A comment I hear all too often about this technology really doesn’t do it justice. Office Communications Server is not just Microsoft’s “Instant Messenger on steroids”. Have you thought about replacing your PBX with an IP-based solution that would drastically reduce telephony costs? What about all the money your organization would save by using Microsoft’s solution for conferencing and communicating between multiple global locations?
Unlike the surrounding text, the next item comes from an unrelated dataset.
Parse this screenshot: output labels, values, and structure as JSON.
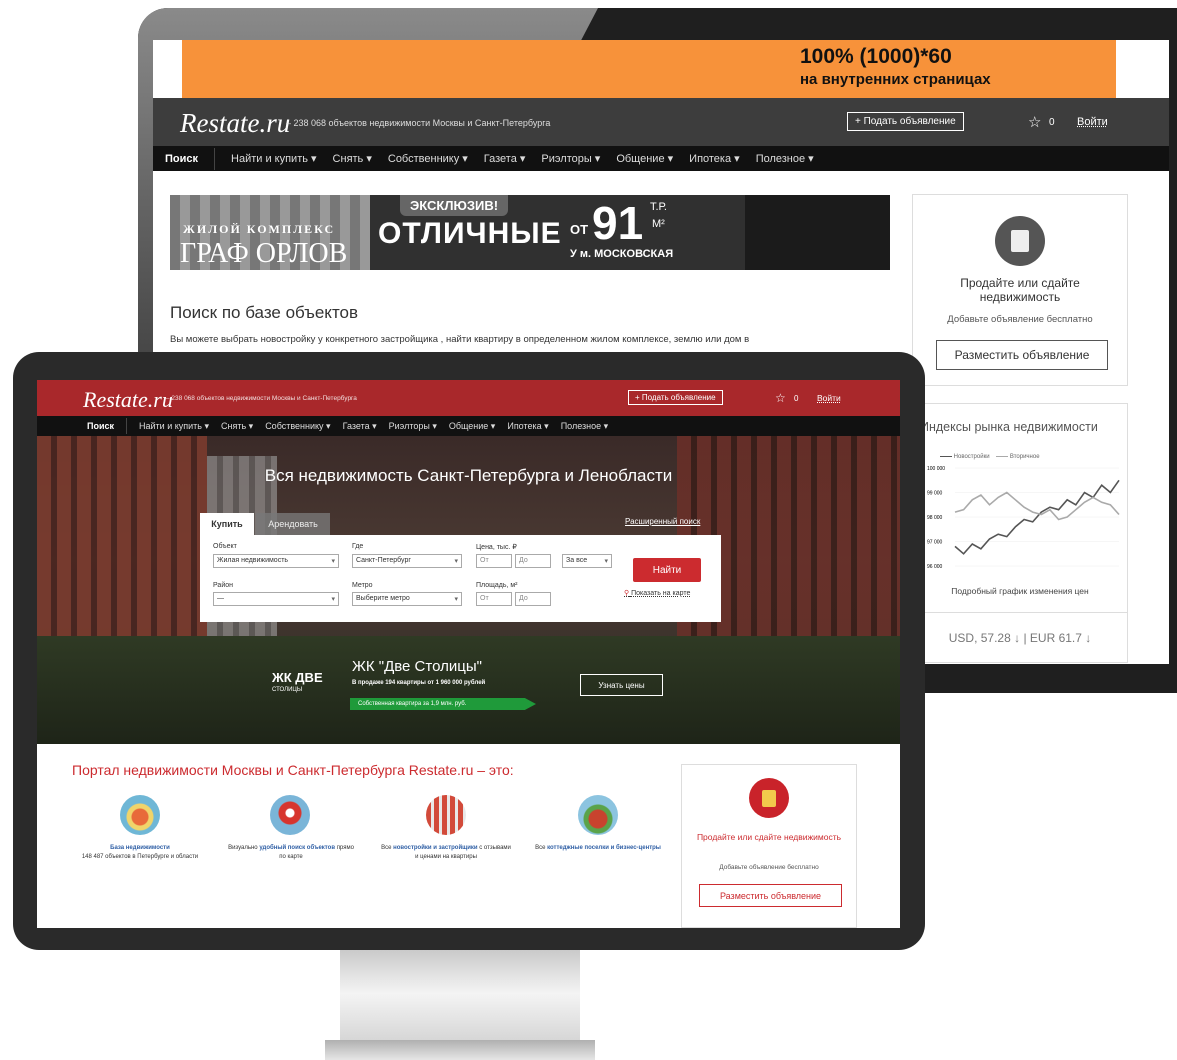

Next generation telephony” is just one of the ways that Microsoft describes the soon to be released, newly-chrsitened version of OCS (2010, unofficially). Here is a technology that provides a single, comprehensive unified communications solution that includes voice, instant messaging, presence, and audio, video, and web conferencing, all integrated with commonly used applications such as Microsoft Office and SharePoint, and infrastructure elements such as Microsoft Active Directory, Exchange and System Center Operations Manager. [Read more…]